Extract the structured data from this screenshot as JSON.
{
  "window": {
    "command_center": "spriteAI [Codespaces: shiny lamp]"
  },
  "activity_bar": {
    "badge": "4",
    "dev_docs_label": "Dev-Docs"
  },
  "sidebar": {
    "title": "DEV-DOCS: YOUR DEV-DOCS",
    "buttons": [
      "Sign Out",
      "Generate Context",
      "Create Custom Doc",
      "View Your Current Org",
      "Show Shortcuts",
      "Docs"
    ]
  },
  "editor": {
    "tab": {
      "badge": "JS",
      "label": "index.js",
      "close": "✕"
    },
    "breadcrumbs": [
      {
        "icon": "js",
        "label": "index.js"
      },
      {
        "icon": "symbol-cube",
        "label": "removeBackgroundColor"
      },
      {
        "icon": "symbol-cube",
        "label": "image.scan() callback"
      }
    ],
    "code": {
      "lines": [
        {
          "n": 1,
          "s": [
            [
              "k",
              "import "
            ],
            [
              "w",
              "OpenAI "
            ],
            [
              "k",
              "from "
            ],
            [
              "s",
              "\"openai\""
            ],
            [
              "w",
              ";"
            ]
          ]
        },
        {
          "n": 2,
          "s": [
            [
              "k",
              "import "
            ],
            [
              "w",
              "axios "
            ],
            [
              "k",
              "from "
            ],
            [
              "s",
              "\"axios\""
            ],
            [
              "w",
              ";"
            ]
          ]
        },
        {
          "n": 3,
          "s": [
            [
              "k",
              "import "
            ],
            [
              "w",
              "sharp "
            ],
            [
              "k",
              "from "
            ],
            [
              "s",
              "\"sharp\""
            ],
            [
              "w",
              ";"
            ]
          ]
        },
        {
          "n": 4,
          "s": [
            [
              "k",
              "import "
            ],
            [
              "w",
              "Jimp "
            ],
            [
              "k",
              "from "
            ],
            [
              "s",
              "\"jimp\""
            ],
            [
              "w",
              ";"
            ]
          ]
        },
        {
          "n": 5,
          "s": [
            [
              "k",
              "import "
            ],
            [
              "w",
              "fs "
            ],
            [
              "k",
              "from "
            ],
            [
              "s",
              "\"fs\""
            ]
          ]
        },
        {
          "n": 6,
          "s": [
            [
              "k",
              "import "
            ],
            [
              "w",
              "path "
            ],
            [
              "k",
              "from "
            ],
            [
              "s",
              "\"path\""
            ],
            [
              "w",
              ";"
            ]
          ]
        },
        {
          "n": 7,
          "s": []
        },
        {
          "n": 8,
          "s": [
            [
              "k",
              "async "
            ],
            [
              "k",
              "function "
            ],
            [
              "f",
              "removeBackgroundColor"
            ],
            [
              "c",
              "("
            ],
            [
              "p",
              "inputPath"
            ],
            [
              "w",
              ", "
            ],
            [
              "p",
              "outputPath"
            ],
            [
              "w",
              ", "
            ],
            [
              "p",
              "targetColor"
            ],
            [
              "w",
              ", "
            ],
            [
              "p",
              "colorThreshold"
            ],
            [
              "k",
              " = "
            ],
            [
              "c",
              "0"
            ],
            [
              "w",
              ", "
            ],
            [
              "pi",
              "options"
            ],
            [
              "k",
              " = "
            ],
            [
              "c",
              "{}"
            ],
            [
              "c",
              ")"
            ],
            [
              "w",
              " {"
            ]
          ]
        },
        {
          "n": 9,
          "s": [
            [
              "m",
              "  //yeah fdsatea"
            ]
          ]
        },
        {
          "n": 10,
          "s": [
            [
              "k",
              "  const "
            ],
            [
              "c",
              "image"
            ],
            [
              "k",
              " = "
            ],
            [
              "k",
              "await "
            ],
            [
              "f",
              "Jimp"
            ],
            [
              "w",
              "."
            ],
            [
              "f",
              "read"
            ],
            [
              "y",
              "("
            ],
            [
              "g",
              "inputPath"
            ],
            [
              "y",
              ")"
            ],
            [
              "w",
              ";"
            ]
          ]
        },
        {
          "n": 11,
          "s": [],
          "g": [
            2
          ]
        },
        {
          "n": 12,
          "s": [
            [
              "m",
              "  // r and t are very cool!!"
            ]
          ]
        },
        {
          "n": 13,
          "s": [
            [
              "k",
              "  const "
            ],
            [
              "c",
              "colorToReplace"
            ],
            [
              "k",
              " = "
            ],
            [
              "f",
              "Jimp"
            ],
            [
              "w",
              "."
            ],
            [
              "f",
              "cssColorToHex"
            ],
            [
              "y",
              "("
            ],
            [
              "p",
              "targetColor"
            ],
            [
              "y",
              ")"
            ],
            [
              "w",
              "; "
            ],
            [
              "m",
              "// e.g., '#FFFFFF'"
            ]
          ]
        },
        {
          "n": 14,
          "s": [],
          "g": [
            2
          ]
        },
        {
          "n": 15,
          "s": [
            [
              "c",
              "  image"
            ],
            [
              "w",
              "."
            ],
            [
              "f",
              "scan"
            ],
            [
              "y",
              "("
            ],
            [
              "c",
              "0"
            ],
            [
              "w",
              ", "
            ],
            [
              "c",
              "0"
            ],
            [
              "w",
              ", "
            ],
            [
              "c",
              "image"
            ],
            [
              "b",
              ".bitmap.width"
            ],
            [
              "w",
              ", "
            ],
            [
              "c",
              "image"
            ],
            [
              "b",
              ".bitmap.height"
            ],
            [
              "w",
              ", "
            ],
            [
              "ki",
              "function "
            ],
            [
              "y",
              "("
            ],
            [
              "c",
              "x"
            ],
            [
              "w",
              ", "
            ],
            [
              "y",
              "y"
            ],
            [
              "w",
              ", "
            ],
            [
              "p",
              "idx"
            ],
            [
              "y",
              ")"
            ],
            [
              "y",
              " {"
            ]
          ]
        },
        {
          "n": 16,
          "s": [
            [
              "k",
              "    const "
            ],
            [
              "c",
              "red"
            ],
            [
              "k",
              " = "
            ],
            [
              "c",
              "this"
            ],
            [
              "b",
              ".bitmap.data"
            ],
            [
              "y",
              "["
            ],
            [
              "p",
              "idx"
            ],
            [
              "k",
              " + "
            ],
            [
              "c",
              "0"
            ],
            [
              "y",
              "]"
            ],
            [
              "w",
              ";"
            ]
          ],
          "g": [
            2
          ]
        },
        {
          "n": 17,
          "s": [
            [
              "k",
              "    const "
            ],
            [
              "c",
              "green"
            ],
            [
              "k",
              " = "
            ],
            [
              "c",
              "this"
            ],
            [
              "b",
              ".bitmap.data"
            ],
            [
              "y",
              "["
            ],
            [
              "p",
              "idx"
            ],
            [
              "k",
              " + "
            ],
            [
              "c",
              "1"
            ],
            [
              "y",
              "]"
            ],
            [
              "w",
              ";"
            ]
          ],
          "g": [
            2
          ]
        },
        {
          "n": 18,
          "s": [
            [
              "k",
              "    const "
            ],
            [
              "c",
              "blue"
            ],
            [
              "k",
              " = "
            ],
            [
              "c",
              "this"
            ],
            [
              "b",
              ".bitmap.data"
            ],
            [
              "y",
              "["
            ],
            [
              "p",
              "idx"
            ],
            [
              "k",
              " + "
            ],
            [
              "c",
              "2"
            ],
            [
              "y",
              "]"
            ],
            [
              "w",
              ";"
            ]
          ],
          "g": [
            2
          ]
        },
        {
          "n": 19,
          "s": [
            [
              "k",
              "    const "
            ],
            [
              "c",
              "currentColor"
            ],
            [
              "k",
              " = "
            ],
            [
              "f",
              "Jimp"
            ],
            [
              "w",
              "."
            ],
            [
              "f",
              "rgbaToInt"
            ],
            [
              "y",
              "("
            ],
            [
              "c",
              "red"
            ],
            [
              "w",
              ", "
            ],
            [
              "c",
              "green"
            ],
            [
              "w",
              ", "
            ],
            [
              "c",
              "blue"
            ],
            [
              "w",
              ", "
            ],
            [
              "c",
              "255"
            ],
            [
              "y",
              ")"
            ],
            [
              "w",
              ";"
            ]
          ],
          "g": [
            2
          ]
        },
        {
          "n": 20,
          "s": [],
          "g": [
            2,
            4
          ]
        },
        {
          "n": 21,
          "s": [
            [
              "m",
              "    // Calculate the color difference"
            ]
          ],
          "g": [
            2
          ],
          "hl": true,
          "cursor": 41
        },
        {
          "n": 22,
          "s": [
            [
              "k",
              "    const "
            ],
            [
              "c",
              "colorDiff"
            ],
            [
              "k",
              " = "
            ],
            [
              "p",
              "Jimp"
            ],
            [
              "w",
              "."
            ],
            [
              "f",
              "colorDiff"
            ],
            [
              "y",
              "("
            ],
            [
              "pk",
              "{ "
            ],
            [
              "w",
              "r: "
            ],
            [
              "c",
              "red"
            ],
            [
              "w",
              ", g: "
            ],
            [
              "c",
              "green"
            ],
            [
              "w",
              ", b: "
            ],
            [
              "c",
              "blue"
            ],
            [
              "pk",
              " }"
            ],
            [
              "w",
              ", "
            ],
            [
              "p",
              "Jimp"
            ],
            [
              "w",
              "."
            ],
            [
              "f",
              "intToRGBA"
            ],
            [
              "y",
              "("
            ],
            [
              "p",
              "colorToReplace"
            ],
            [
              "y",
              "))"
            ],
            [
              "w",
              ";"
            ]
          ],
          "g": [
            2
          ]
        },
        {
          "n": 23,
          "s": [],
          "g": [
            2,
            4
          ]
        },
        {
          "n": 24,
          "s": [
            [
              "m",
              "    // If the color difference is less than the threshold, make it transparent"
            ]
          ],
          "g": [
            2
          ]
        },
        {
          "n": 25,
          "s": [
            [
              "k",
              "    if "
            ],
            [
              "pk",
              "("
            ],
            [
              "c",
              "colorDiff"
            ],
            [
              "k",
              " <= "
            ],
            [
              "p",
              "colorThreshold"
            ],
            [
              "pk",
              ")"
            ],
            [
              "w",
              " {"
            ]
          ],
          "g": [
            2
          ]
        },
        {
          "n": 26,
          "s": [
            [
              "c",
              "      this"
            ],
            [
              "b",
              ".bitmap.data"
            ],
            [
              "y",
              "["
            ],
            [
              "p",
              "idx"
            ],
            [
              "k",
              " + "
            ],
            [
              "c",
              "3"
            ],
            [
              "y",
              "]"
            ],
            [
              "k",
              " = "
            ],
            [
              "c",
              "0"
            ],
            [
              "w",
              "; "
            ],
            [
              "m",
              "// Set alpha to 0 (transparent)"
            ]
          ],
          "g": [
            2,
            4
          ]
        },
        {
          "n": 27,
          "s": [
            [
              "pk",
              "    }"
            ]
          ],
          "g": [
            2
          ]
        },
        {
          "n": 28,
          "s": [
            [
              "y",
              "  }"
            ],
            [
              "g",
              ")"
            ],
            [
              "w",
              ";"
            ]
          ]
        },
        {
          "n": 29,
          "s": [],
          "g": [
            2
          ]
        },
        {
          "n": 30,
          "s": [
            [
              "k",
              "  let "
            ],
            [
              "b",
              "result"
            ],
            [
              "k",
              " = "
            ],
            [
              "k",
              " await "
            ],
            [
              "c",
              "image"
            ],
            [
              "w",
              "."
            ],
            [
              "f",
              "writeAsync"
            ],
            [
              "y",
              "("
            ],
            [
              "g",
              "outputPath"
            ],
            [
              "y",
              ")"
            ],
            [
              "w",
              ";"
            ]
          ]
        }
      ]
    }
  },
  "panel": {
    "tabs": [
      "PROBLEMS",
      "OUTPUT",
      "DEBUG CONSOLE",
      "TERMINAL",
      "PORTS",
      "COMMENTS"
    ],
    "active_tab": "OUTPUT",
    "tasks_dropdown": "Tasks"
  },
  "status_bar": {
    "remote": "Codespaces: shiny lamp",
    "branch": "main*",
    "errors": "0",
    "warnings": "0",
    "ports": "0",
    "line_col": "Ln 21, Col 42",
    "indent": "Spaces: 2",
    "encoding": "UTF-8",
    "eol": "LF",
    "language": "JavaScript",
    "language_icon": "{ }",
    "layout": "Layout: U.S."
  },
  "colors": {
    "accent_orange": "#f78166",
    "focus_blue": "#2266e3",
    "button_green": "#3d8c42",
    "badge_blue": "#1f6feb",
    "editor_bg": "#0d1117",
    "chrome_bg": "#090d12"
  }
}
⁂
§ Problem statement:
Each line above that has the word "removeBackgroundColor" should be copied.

§ The answer:
        "label": "removeBackgroundColor"
              "removeBackgroundColor"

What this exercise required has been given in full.